How many lines of these entries hold the string "header"? Reply with the number alone.

══════════════════════════════

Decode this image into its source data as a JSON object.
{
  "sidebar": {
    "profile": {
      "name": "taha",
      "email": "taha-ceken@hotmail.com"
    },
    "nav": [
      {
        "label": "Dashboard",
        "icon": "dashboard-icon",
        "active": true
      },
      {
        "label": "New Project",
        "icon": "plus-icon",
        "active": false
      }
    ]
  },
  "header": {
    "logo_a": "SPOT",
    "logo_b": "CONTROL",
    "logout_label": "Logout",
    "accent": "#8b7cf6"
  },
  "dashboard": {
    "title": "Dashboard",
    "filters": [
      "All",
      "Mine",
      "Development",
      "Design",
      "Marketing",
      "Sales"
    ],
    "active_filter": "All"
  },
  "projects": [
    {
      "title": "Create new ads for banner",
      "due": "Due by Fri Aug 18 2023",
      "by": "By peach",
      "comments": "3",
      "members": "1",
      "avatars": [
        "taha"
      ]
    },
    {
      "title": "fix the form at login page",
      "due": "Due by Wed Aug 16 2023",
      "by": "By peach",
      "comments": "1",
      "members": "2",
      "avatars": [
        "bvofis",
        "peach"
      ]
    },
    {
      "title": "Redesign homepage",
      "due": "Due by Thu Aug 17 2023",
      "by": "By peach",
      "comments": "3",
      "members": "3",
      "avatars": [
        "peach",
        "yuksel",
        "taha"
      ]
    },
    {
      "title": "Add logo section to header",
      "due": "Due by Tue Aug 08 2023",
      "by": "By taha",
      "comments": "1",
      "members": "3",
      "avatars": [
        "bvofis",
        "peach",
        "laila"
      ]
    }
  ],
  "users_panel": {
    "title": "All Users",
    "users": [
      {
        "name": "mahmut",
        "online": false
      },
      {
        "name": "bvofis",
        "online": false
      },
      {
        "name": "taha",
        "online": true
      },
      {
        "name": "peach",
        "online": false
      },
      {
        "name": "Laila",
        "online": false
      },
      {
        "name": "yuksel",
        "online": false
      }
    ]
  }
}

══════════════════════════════

— REPLY —
2